▸ TASK BRIEF: Could you return every record below word for word, leaving out the pictures?

▸ SUPPLIED RECORDS:

◇ ◇ ◇ ◇ ◇ ◇ ◇

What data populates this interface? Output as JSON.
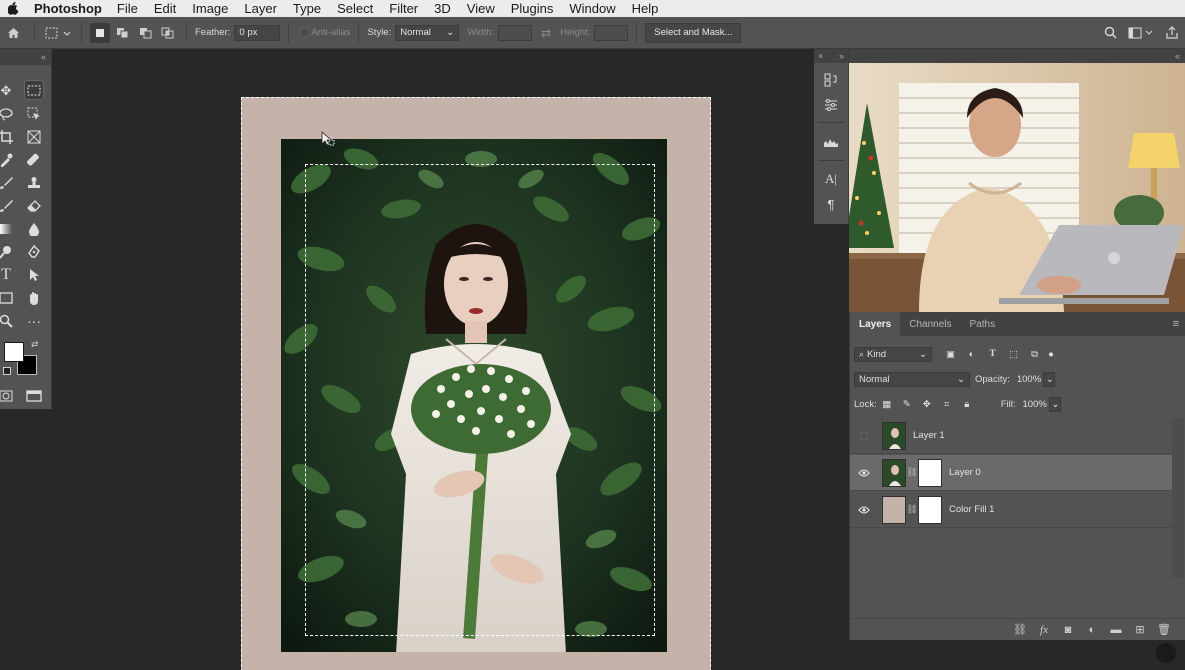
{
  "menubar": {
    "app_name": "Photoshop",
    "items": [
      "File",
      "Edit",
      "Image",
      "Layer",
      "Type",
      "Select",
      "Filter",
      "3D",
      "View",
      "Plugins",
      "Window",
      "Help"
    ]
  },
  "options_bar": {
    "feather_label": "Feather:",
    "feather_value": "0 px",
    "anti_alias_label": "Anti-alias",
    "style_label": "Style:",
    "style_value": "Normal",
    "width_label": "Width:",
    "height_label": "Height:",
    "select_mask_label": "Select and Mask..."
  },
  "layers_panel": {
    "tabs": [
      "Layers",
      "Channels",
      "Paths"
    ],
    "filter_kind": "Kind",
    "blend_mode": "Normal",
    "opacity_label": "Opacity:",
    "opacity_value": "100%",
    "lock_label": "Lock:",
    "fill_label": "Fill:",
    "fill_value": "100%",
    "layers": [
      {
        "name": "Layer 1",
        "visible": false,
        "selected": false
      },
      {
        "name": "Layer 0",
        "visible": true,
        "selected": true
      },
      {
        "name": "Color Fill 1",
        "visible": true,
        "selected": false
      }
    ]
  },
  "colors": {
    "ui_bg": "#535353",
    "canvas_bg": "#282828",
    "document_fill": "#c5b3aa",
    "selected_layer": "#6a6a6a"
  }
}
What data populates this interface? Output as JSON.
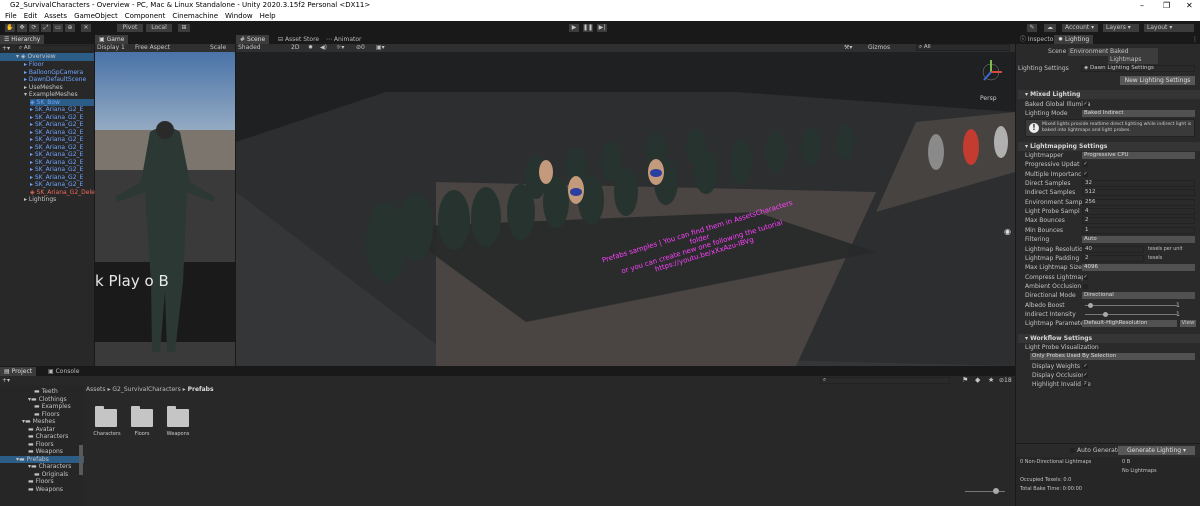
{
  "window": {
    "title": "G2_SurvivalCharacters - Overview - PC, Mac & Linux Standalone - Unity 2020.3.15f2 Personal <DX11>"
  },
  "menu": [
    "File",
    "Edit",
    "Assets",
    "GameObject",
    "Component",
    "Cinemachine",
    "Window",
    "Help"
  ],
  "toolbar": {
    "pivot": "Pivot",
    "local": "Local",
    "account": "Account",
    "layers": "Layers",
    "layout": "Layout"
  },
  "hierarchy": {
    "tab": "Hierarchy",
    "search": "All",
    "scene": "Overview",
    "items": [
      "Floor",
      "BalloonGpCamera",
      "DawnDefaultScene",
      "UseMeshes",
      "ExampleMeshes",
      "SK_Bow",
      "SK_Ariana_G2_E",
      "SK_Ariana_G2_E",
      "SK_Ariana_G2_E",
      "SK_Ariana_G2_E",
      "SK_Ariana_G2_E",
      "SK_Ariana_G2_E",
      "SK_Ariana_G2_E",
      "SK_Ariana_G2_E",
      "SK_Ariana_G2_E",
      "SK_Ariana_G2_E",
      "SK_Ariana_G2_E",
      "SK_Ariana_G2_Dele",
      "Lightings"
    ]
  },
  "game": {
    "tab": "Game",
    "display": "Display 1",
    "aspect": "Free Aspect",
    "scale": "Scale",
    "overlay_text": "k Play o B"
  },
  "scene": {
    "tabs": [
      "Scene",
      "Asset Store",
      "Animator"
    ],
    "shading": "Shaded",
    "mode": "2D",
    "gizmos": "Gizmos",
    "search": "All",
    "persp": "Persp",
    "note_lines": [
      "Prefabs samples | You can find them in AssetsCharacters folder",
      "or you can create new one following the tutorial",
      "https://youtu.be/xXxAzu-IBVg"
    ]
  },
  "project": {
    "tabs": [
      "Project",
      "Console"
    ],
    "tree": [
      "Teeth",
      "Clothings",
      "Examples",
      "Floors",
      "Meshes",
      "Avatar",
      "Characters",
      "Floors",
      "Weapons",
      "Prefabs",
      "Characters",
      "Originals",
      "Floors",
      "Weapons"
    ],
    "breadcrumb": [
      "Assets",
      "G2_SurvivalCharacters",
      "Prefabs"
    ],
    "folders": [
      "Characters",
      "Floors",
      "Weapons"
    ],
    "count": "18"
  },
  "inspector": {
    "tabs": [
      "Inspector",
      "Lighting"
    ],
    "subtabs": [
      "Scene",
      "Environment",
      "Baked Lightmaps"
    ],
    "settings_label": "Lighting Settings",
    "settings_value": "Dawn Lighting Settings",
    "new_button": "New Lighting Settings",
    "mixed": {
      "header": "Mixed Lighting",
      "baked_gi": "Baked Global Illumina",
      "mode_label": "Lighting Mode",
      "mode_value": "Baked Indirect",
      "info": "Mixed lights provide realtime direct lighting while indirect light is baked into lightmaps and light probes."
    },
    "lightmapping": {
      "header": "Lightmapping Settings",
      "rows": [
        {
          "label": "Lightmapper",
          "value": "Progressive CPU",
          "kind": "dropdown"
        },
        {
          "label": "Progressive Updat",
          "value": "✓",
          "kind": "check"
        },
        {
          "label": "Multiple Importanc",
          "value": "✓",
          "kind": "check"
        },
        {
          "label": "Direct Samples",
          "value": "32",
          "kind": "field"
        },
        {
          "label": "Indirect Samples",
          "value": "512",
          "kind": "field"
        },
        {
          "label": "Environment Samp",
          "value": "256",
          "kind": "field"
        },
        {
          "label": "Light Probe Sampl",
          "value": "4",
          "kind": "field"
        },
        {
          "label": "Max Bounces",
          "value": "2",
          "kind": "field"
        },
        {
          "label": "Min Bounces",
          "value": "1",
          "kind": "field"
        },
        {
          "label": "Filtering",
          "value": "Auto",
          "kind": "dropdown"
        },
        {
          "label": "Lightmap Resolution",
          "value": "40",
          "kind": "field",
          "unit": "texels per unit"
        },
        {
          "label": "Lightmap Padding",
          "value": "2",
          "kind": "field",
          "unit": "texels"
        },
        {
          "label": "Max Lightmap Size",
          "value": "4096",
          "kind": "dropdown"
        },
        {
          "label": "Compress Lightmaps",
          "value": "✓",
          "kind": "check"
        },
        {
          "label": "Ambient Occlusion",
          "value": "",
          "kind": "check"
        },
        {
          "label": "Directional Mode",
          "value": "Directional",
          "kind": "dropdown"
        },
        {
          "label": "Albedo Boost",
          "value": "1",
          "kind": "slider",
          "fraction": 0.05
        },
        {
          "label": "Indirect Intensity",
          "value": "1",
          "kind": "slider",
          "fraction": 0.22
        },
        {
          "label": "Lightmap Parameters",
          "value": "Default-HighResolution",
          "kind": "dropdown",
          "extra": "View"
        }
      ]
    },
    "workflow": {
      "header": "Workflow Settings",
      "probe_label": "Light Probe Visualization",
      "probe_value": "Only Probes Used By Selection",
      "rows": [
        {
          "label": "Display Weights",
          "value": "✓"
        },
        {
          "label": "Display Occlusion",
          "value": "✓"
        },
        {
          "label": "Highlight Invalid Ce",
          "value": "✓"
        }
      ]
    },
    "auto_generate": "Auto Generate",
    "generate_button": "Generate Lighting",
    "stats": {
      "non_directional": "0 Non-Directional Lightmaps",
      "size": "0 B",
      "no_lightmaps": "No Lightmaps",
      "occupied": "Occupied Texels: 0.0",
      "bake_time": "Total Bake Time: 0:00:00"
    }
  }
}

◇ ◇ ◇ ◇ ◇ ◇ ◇

▸ ANSWER BOX:
What data populates this interface? Output as JSON.
{
  "menubar": {
    "app_name": "Photoshop",
    "items": [
      "File",
      "Edit",
      "Image",
      "Layer",
      "Type",
      "Select",
      "Filter",
      "3D",
      "View",
      "Plugins",
      "Window",
      "Help"
    ]
  },
  "options_bar": {
    "feather_label": "Feather:",
    "feather_value": "0 px",
    "anti_alias_label": "Anti-alias",
    "style_label": "Style:",
    "style_value": "Normal",
    "width_label": "Width:",
    "height_label": "Height:",
    "select_mask_label": "Select and Mask..."
  },
  "layers_panel": {
    "tabs": [
      "Layers",
      "Channels",
      "Paths"
    ],
    "filter_kind": "Kind",
    "blend_mode": "Normal",
    "opacity_label": "Opacity:",
    "opacity_value": "100%",
    "lock_label": "Lock:",
    "fill_label": "Fill:",
    "fill_value": "100%",
    "layers": [
      {
        "name": "Layer 1",
        "visible": false,
        "selected": false
      },
      {
        "name": "Layer 0",
        "visible": true,
        "selected": true
      },
      {
        "name": "Color Fill 1",
        "visible": true,
        "selected": false
      }
    ]
  },
  "colors": {
    "ui_bg": "#535353",
    "canvas_bg": "#282828",
    "document_fill": "#c5b3aa",
    "selected_layer": "#6a6a6a"
  }
}
What data populates this interface? Output as JSON.
{
  "window": {
    "title": "G2_SurvivalCharacters - Overview - PC, Mac & Linux Standalone - Unity 2020.3.15f2 Personal <DX11>"
  },
  "menu": [
    "File",
    "Edit",
    "Assets",
    "GameObject",
    "Component",
    "Cinemachine",
    "Window",
    "Help"
  ],
  "toolbar": {
    "pivot": "Pivot",
    "local": "Local",
    "account": "Account",
    "layers": "Layers",
    "layout": "Layout"
  },
  "hierarchy": {
    "tab": "Hierarchy",
    "search": "All",
    "scene": "Overview",
    "items": [
      "Floor",
      "BalloonGpCamera",
      "DawnDefaultScene",
      "UseMeshes",
      "ExampleMeshes",
      "SK_Bow",
      "SK_Ariana_G2_E",
      "SK_Ariana_G2_E",
      "SK_Ariana_G2_E",
      "SK_Ariana_G2_E",
      "SK_Ariana_G2_E",
      "SK_Ariana_G2_E",
      "SK_Ariana_G2_E",
      "SK_Ariana_G2_E",
      "SK_Ariana_G2_E",
      "SK_Ariana_G2_E",
      "SK_Ariana_G2_E",
      "SK_Ariana_G2_Dele",
      "Lightings"
    ]
  },
  "game": {
    "tab": "Game",
    "display": "Display 1",
    "aspect": "Free Aspect",
    "scale": "Scale",
    "overlay_text": "k Play o B"
  },
  "scene": {
    "tabs": [
      "Scene",
      "Asset Store",
      "Animator"
    ],
    "shading": "Shaded",
    "mode": "2D",
    "gizmos": "Gizmos",
    "search": "All",
    "persp": "Persp",
    "note_lines": [
      "Prefabs samples | You can find them in AssetsCharacters folder",
      "or you can create new one following the tutorial",
      "https://youtu.be/xXxAzu-IBVg"
    ]
  },
  "project": {
    "tabs": [
      "Project",
      "Console"
    ],
    "tree": [
      "Teeth",
      "Clothings",
      "Examples",
      "Floors",
      "Meshes",
      "Avatar",
      "Characters",
      "Floors",
      "Weapons",
      "Prefabs",
      "Characters",
      "Originals",
      "Floors",
      "Weapons"
    ],
    "breadcrumb": [
      "Assets",
      "G2_SurvivalCharacters",
      "Prefabs"
    ],
    "folders": [
      "Characters",
      "Floors",
      "Weapons"
    ],
    "count": "18"
  },
  "inspector": {
    "tabs": [
      "Inspector",
      "Lighting"
    ],
    "subtabs": [
      "Scene",
      "Environment",
      "Baked Lightmaps"
    ],
    "settings_label": "Lighting Settings",
    "settings_value": "Dawn Lighting Settings",
    "new_button": "New Lighting Settings",
    "mixed": {
      "header": "Mixed Lighting",
      "baked_gi": "Baked Global Illumina",
      "mode_label": "Lighting Mode",
      "mode_value": "Baked Indirect",
      "info": "Mixed lights provide realtime direct lighting while indirect light is baked into lightmaps and light probes."
    },
    "lightmapping": {
      "header": "Lightmapping Settings",
      "rows": [
        {
          "label": "Lightmapper",
          "value": "Progressive CPU",
          "kind": "dropdown"
        },
        {
          "label": "Progressive Updat",
          "value": "✓",
          "kind": "check"
        },
        {
          "label": "Multiple Importanc",
          "value": "✓",
          "kind": "check"
        },
        {
          "label": "Direct Samples",
          "value": "32",
          "kind": "field"
        },
        {
          "label": "Indirect Samples",
          "value": "512",
          "kind": "field"
        },
        {
          "label": "Environment Samp",
          "value": "256",
          "kind": "field"
        },
        {
          "label": "Light Probe Sampl",
          "value": "4",
          "kind": "field"
        },
        {
          "label": "Max Bounces",
          "value": "2",
          "kind": "field"
        },
        {
          "label": "Min Bounces",
          "value": "1",
          "kind": "field"
        },
        {
          "label": "Filtering",
          "value": "Auto",
          "kind": "dropdown"
        },
        {
          "label": "Lightmap Resolution",
          "value": "40",
          "kind": "field",
          "unit": "texels per unit"
        },
        {
          "label": "Lightmap Padding",
          "value": "2",
          "kind": "field",
          "unit": "texels"
        },
        {
          "label": "Max Lightmap Size",
          "value": "4096",
          "kind": "dropdown"
        },
        {
          "label": "Compress Lightmaps",
          "value": "✓",
          "kind": "check"
        },
        {
          "label": "Ambient Occlusion",
          "value": "",
          "kind": "check"
        },
        {
          "label": "Directional Mode",
          "value": "Directional",
          "kind": "dropdown"
        },
        {
          "label": "Albedo Boost",
          "value": "1",
          "kind": "slider",
          "fraction": 0.05
        },
        {
          "label": "Indirect Intensity",
          "value": "1",
          "kind": "slider",
          "fraction": 0.22
        },
        {
          "label": "Lightmap Parameters",
          "value": "Default-HighResolution",
          "kind": "dropdown",
          "extra": "View"
        }
      ]
    },
    "workflow": {
      "header": "Workflow Settings",
      "probe_label": "Light Probe Visualization",
      "probe_value": "Only Probes Used By Selection",
      "rows": [
        {
          "label": "Display Weights",
          "value": "✓"
        },
        {
          "label": "Display Occlusion",
          "value": "✓"
        },
        {
          "label": "Highlight Invalid Ce",
          "value": "✓"
        }
      ]
    },
    "auto_generate": "Auto Generate",
    "generate_button": "Generate Lighting",
    "stats": {
      "non_directional": "0 Non-Directional Lightmaps",
      "size": "0 B",
      "no_lightmaps": "No Lightmaps",
      "occupied": "Occupied Texels: 0.0",
      "bake_time": "Total Bake Time: 0:00:00"
    }
  }
}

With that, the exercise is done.